A report released recently by the Carbon Disclosure Project outlines the initiatives many cities are taking to curb their emissions of greenhouse gases, and the figures are impressive.
One group of 59 large cities — including Toronto — make up an organization called C40 Cities, which among them have literally hundreds of policies and projects to limit emissions, and many of those involve construction.
They’ve already done a lot by taking such steps as capturing methane from urban landfills, installing more-efficient outdoor lighting and requiring more energy efficiency in the choice of building materials and methods. That’s why the group expects to reduce emissions by 248 million tonnes a year by 2020 — the equivalent of taking 44 million passenger vehicles off the road for a year.
Now they’ve raised the bar. This past spring the group began to focus its initiatives on seven areas: energy, transportation, waste management, sustainable communities, water drainage and infrastructure, finance and economic development, and measurement and planning.

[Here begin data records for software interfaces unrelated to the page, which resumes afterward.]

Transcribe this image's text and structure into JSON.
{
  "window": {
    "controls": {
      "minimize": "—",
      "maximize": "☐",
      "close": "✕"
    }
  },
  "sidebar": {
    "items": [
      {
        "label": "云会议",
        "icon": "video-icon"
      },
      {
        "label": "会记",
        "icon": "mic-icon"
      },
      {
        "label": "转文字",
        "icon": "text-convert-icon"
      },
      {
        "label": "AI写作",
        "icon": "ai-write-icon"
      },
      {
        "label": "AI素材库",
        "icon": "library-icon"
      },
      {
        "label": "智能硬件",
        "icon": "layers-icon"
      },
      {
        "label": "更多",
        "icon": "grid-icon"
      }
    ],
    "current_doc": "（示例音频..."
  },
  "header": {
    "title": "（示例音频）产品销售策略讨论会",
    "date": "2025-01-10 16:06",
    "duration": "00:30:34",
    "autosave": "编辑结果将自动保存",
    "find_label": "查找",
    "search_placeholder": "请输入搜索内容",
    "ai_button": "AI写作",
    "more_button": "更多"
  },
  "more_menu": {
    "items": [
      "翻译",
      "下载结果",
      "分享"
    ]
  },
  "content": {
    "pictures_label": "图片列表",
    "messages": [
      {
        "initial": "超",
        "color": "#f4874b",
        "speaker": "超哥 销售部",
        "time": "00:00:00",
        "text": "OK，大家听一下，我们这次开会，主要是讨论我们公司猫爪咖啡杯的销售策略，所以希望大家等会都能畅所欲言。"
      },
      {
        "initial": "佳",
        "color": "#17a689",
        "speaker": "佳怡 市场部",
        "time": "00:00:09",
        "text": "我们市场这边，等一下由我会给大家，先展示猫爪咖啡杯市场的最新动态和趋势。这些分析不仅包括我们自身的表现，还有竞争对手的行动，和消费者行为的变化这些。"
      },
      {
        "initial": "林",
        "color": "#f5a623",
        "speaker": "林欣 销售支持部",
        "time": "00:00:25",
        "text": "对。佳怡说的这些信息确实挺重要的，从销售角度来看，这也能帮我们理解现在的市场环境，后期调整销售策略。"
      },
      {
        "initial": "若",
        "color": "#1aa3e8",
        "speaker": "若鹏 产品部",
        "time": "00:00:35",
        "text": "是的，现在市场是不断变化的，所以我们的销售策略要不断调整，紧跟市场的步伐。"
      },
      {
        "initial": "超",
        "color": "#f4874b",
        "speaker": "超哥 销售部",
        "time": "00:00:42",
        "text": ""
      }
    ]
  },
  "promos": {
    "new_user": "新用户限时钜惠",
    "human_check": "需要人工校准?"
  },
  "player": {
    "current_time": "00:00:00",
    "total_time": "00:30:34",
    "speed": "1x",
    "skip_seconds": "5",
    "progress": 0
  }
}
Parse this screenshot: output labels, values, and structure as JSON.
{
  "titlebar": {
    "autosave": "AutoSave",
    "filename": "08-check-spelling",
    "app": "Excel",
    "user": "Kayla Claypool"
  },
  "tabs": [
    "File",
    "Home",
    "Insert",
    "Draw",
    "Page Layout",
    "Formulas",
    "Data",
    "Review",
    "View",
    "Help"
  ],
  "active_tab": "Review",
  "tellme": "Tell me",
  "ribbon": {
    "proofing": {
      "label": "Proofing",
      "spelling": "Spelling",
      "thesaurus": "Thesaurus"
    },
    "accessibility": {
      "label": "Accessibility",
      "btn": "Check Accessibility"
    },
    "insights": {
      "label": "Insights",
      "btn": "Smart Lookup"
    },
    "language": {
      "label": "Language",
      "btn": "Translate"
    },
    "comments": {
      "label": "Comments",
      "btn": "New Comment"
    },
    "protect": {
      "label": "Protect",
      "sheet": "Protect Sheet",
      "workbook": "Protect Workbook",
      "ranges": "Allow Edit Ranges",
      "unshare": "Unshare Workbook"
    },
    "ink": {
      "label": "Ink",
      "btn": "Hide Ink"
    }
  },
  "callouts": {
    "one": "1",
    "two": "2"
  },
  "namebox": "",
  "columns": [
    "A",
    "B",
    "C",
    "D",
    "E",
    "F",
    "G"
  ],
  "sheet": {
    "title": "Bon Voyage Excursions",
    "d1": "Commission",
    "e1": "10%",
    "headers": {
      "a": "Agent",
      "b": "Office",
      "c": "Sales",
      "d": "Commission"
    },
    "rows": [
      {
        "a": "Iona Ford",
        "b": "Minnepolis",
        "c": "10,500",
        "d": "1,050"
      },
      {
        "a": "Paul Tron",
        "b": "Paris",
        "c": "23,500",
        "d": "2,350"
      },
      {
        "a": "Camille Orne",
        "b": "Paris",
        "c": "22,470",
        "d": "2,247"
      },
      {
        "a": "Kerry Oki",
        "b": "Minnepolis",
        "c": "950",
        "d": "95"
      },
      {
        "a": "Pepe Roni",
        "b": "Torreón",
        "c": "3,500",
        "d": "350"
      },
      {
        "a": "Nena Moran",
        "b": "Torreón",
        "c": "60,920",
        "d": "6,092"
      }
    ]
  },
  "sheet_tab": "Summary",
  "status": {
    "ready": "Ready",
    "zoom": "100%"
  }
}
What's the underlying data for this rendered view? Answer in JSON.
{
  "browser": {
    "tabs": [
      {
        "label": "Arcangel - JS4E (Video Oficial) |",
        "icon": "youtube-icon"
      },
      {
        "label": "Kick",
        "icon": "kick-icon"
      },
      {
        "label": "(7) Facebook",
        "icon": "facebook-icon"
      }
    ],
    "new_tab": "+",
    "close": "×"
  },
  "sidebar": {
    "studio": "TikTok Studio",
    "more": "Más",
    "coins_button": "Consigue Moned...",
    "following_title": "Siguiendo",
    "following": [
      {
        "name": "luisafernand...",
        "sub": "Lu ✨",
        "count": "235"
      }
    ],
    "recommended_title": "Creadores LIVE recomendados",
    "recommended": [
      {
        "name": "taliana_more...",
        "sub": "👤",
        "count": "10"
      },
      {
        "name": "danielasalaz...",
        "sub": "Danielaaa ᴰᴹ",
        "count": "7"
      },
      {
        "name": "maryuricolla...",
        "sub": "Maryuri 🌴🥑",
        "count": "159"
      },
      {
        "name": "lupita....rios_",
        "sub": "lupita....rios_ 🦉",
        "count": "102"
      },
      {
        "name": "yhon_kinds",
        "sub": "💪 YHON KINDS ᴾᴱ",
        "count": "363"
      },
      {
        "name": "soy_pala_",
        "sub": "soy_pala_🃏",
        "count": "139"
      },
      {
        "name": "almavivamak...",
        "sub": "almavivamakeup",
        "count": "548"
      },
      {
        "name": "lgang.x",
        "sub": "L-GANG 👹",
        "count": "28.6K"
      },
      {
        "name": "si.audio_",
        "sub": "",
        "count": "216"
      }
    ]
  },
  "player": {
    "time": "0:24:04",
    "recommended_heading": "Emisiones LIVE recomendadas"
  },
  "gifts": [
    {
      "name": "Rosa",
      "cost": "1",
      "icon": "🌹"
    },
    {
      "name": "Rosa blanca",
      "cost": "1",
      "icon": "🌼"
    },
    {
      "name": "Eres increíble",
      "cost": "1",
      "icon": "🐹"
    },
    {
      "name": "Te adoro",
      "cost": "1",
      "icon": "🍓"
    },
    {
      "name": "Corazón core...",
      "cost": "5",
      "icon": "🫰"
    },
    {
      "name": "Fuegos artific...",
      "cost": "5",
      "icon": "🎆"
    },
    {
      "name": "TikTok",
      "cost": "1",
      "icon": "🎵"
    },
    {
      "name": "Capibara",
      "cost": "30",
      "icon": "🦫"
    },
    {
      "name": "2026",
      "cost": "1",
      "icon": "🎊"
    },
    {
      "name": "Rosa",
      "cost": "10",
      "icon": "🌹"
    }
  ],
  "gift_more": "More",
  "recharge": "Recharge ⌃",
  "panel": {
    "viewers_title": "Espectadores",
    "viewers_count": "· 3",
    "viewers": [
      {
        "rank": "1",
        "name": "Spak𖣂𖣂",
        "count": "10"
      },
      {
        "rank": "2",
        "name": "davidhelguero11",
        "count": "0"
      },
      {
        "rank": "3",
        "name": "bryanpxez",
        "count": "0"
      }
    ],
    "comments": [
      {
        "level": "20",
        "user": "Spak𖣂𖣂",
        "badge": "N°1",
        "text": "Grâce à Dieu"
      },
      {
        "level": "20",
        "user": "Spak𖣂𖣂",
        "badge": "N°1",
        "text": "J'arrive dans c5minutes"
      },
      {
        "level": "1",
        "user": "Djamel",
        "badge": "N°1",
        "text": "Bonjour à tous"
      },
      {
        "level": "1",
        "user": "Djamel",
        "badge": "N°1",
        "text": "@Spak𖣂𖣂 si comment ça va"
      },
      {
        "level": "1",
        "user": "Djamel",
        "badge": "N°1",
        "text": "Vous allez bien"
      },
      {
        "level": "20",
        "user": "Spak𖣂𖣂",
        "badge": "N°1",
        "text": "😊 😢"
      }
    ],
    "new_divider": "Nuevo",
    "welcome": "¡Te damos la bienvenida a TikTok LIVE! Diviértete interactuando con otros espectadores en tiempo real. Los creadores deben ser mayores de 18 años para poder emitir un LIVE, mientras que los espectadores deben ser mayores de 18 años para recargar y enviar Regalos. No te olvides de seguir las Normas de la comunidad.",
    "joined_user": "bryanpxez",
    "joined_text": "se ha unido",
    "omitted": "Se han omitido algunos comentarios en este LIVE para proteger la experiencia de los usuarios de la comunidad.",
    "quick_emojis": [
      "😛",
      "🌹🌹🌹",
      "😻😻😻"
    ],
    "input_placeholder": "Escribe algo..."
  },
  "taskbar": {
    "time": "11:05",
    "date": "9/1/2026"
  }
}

Of those seven areas, the first five involve construction — lots of construction.
The energy sector alone, for example, includes “building retrofits, outdoor lighting and other city infrastructure (including district and distributed energy) and city-owned utilities.”
The C40 is an interesting group. It was formed in 2005 when representatives from 18 megacities got together to find ways they could fight climate change. From that first meeting, under Ken Livingstone, then the mayor of London, the group grew. Former Toronto Mayor David Miller was its chairman for a while, and then passed the leadership to New York City Mayor Michael Bloomberg.
The problems cities face are immense. As the world population grows, as more people migrate to cities, as worries grow over global food security, it’s the cities that have to come up with solutions to a widening array of problems. They often have help from senior governments, of course, but outdated tax structures can keep cities impoverished, without the means of raising enough money to build light-rail transit projects, for example. That means they have to go, cap in hand, to provincial and federal governments, pleading for financial help.
As our cities grow, and as carbon emissions warm the globe, we need more energy generation, more water treatment, more waste treatment, more infill development, more health care facilities, more, more, more of just about everything.
That’s why it’s nice to have a group like the C40, where members share ideas, report successes and failures, and give flight to their imagination as they try to climb out of the huge environmental hole we’ve dug for ourselves.
The construction industry has a reputation for being conservative, wedded to the old ways, slow to adopt change, and I suppose there’s some truth in that. But in recent years — and especially in the last decade or so — the industry has taken environmental concerns to heart. Some of that concern has come from within; some of it has come from the industry’s customers, the purchasers of construction.
The cement/concrete and steel industries have greatly improved their environmental performance, new building codes have enabled more innovative materials and techniques, and the industry is much cleaner, or “greener” than in our fathers’ day.
So it’s nice to see the industry and our cities in what amounts to a partnership, working toward sustainable environments, especially after the recent Rio+20 Earth Summit, where national governments from something like 130 countries laboured mightily and brought forth …nothing.
So the message is clear. It’s the cities that must carry the load.
By the way, if you want to know more about the C40 Cities group, they’re at www.c40cities.org
Korky Koroluk is an Ottawa-based freelance writer. Send comments to firstname.lastname@example.org